This PhD will investigate the carbon cycling of tropical moist forests, addressing the question: How and on what timescales will tropical forest biomass respond to global change? The focus will be on resolving the climate sensitivity of C uptake, and the residence time of C in plants and soils across the rainforest biome. A process model of carbon cycling, including theorised plant optimisation for growth and allocation, will be combined with a range of experimental and observational data from field sites, airfcraft and satellites to address the key question. The modelling analysis will make use of data assimilation methods that optimally combine simulations with observations. Working at site scale the model-data analysis will investigate how to model rates of forest growth and mortality, and their interactive effects on biomass stocks. The project will generate regional biomass analyses by making use of airborne and satellite data on fire burned areas, biomass distribution, leaf trait maps, and canopy phenology. The modelling will diagnose and map forest growth and turnover, to understand C cycle linkages to climate, soils and biodiversity.
Using data collected from forest plots, and airborne satellite data across the region on leaf area and biomass (e.g. NASA GEDI lidar mission, ESA Biomass airborne preparatory missions), the student will calibrate and evaluate the ecosystem model. The student will investigate, and attempt to explain, observed patterns of ecosystem structure, and test theories of climate sensitivity and disturbance effects across the biome, including over precipitation and altitudinal gradients. After appropriate training, the critical steps will involve:

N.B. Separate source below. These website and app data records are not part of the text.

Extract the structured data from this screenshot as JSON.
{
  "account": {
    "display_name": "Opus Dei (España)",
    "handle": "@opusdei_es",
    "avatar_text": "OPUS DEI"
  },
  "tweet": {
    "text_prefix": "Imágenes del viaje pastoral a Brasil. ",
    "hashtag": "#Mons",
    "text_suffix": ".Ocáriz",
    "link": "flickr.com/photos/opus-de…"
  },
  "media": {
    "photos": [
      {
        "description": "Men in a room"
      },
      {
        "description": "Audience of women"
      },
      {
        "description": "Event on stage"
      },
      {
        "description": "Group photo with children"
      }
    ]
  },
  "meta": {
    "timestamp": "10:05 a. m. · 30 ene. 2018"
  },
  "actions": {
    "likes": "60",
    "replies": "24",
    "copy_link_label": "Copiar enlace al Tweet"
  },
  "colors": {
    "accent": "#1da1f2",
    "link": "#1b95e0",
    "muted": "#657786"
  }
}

(i) Accumulating key data. The student will derive key C cycle estimates for forest plots across the Amazon and sites in other tropical locations. Working with NASA, ESA and other collaborators, the student will draw together key earth observation datasets (radar, lidar, optical) describing variation in biomass and leaf area index around forest plots. Dr Hancock, part of the GEDI science team, will support the analysis of lidar estimates of forest structure. Prof Williams, part of the Biomass science team, will provide access to radar data, lidar data and forest plot data from locations in Gabon. Access to joint ESA/NASA online tools for biomass estimation from earth observation data will support estimates of forest structure across study regions (year 1).
(ii) Quantifying residence time of carbon. The process model will be calibrated and applied across forest sites to evaluate how C is stored and processed by tropical ecosystems. Alternate model structures will be investigated to test alternate theories of C processing and interactions (year 1).

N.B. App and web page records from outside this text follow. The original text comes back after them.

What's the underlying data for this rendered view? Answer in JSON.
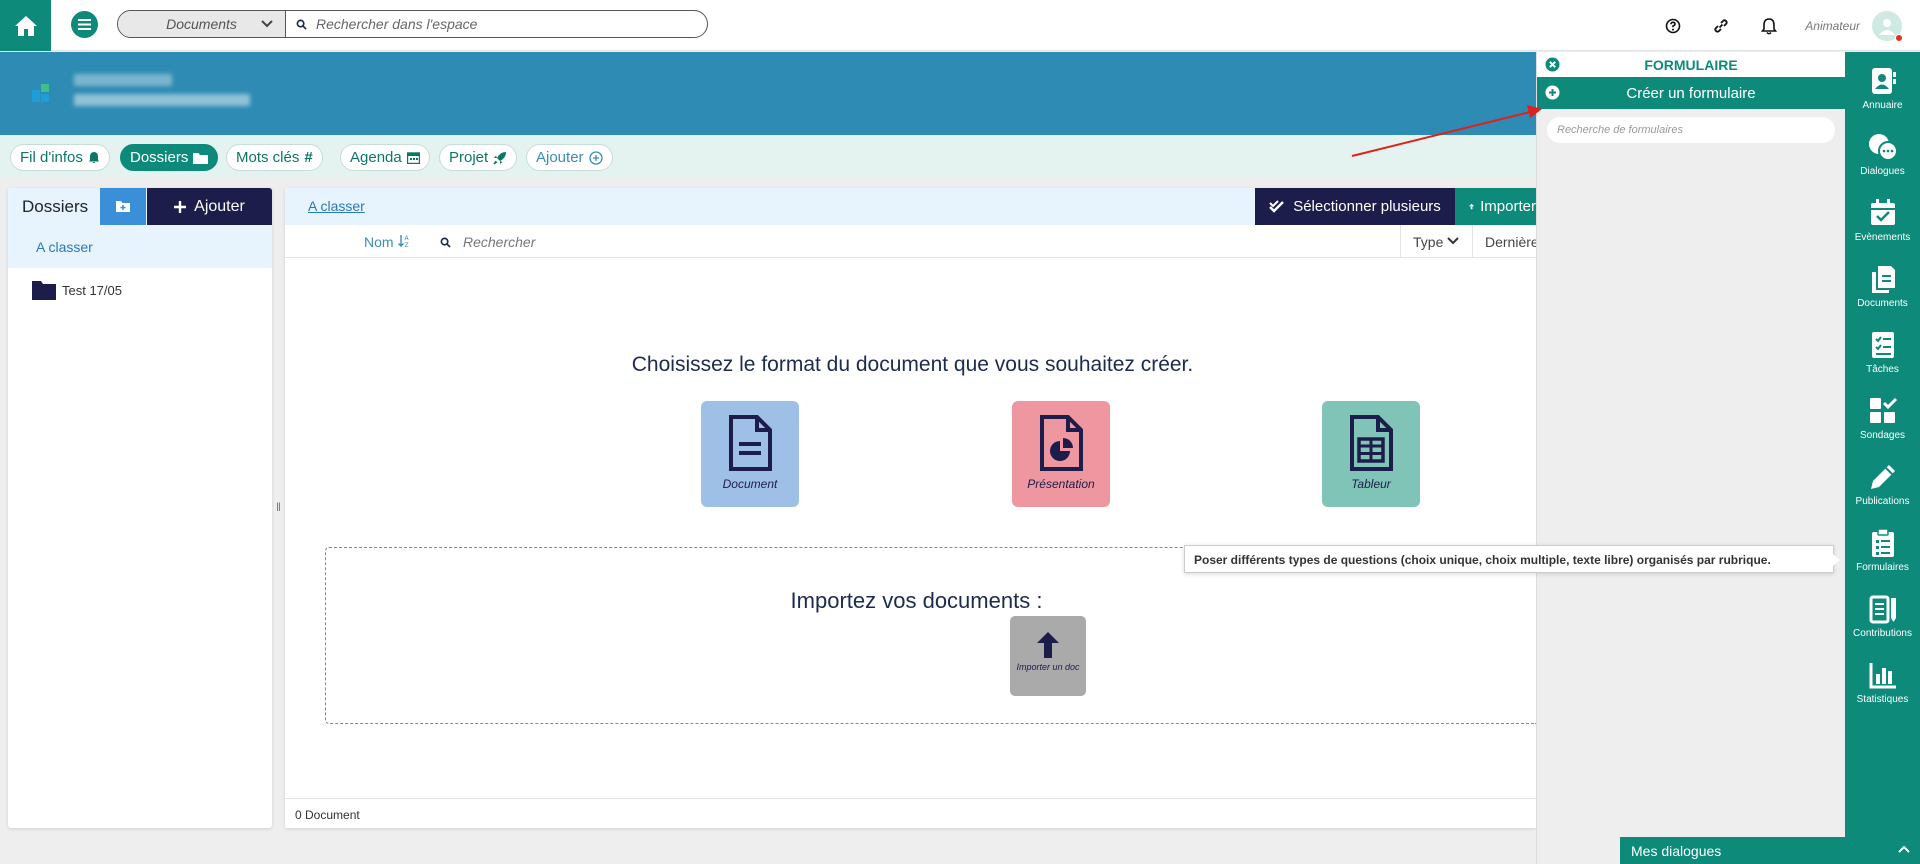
{
  "topbar": {
    "scope": "Documents",
    "search_placeholder": "Rechercher dans l'espace",
    "user_label": "Animateur"
  },
  "nav": {
    "pills": [
      {
        "label": "Fil d'infos"
      },
      {
        "label": "Dossiers"
      },
      {
        "label": "Mots clés"
      },
      {
        "label": "Agenda"
      },
      {
        "label": "Projet"
      },
      {
        "label": "Ajouter"
      }
    ]
  },
  "folders": {
    "title": "Dossiers",
    "add_label": "Ajouter",
    "active_item": "A classer",
    "items": [
      {
        "label": "Test 17/05"
      }
    ]
  },
  "main": {
    "breadcrumb": "A classer",
    "select_multiple": "Sélectionner plusieurs",
    "import_label": "Importer",
    "columns": {
      "name": "Nom",
      "search_placeholder": "Rechercher",
      "type": "Type",
      "last": "Dernière"
    },
    "choose_title": "Choisissez le format du document que vous souhaitez créer.",
    "formats": [
      {
        "label": "Document",
        "color": "#9ec0e6"
      },
      {
        "label": "Présentation",
        "color": "#ef97a0"
      },
      {
        "label": "Tableur",
        "color": "#7fc4b6"
      }
    ],
    "import_title": "Importez vos documents :",
    "import_button": "Importer un doc",
    "footer_count": "0 Document"
  },
  "right_panel": {
    "title": "FORMULAIRE",
    "create_label": "Créer un formulaire",
    "search_placeholder": "Recherche de formulaires"
  },
  "tooltip": "Poser différents types de questions (choix unique, choix multiple, texte libre) organisés par rubrique.",
  "sidebar": {
    "items": [
      {
        "label": "Annuaire",
        "icon": "address-book-icon"
      },
      {
        "label": "Dialogues",
        "icon": "chat-icon"
      },
      {
        "label": "Evènements",
        "icon": "calendar-icon"
      },
      {
        "label": "Documents",
        "icon": "documents-icon"
      },
      {
        "label": "Tâches",
        "icon": "tasks-icon"
      },
      {
        "label": "Sondages",
        "icon": "poll-icon"
      },
      {
        "label": "Publications",
        "icon": "pencil-icon"
      },
      {
        "label": "Formulaires",
        "icon": "clipboard-icon"
      },
      {
        "label": "Contributions",
        "icon": "contributions-icon"
      },
      {
        "label": "Statistiques",
        "icon": "stats-icon"
      }
    ]
  },
  "dialogs_bar": "Mes dialogues",
  "colors": {
    "brand": "#0d8a7a",
    "banner": "#2e8bb3",
    "dark": "#1d1d4b",
    "link": "#2a79b8"
  }
}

(iii) Investigate climate-ecosystem interactions. Use the model to determine how observed patterns of woody biomass are determined by climate forcing. What alterations to model structure and/or parameters are required to match observed spatial patterns in satellite data around forest plots? What is the likely natural patterns of disturbance? (year 2).

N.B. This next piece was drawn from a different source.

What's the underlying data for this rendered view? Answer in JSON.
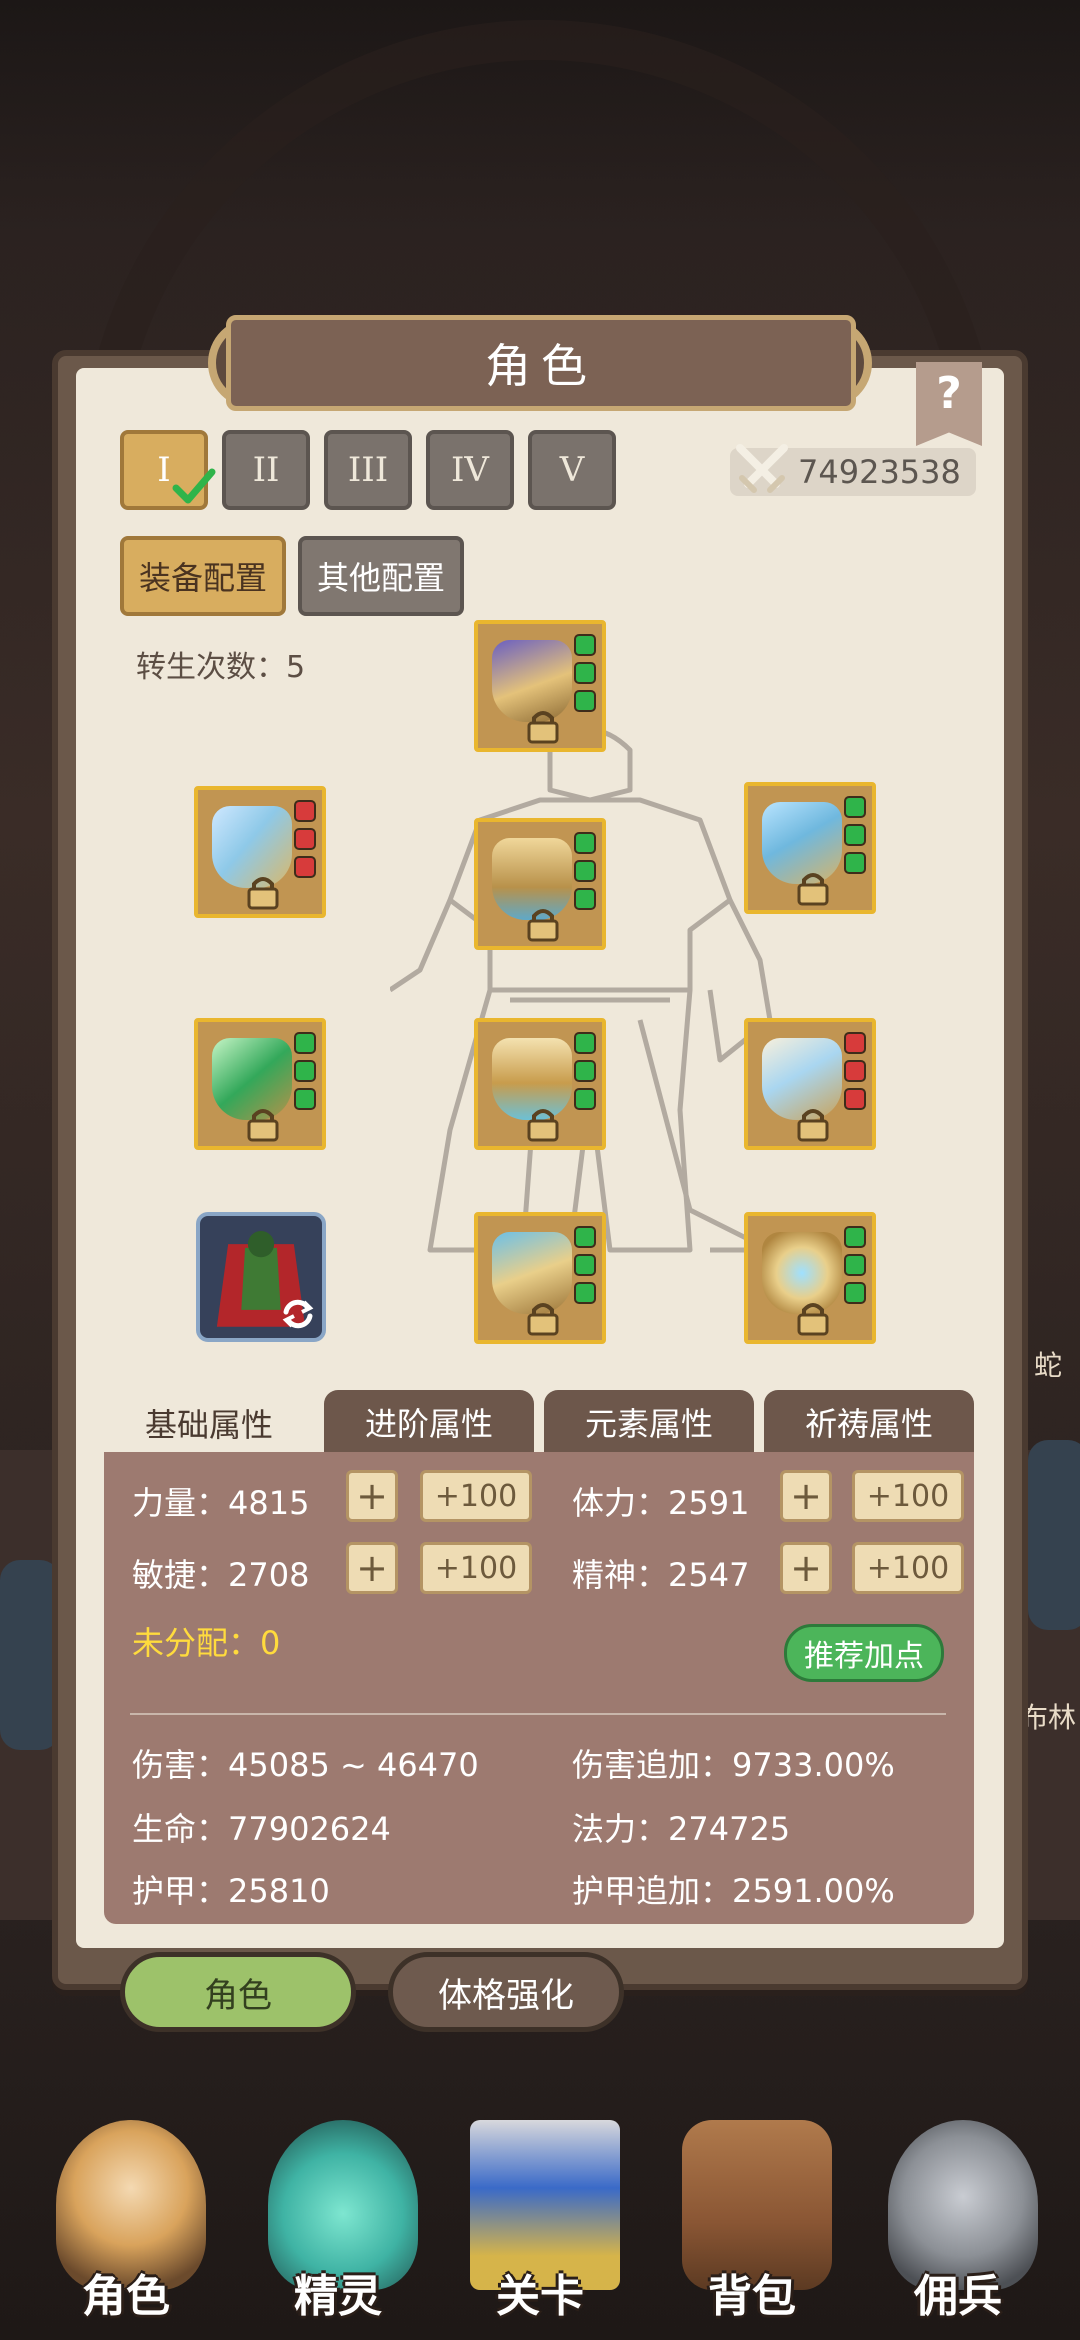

(iv) What is the likely transient response of forests to climate change in the next 50 years? This activity will involve model forecasts using alternate viable structures and parameter ensembles to account for model structural and parameter uncertainty (year 3). How can forest data in the future test these predictions? How can the GEDI ESA Biomass mission maximise the information content from in situ data and link to modelling?
A series of scientific papers will result from these activities and form the basis of the thesis.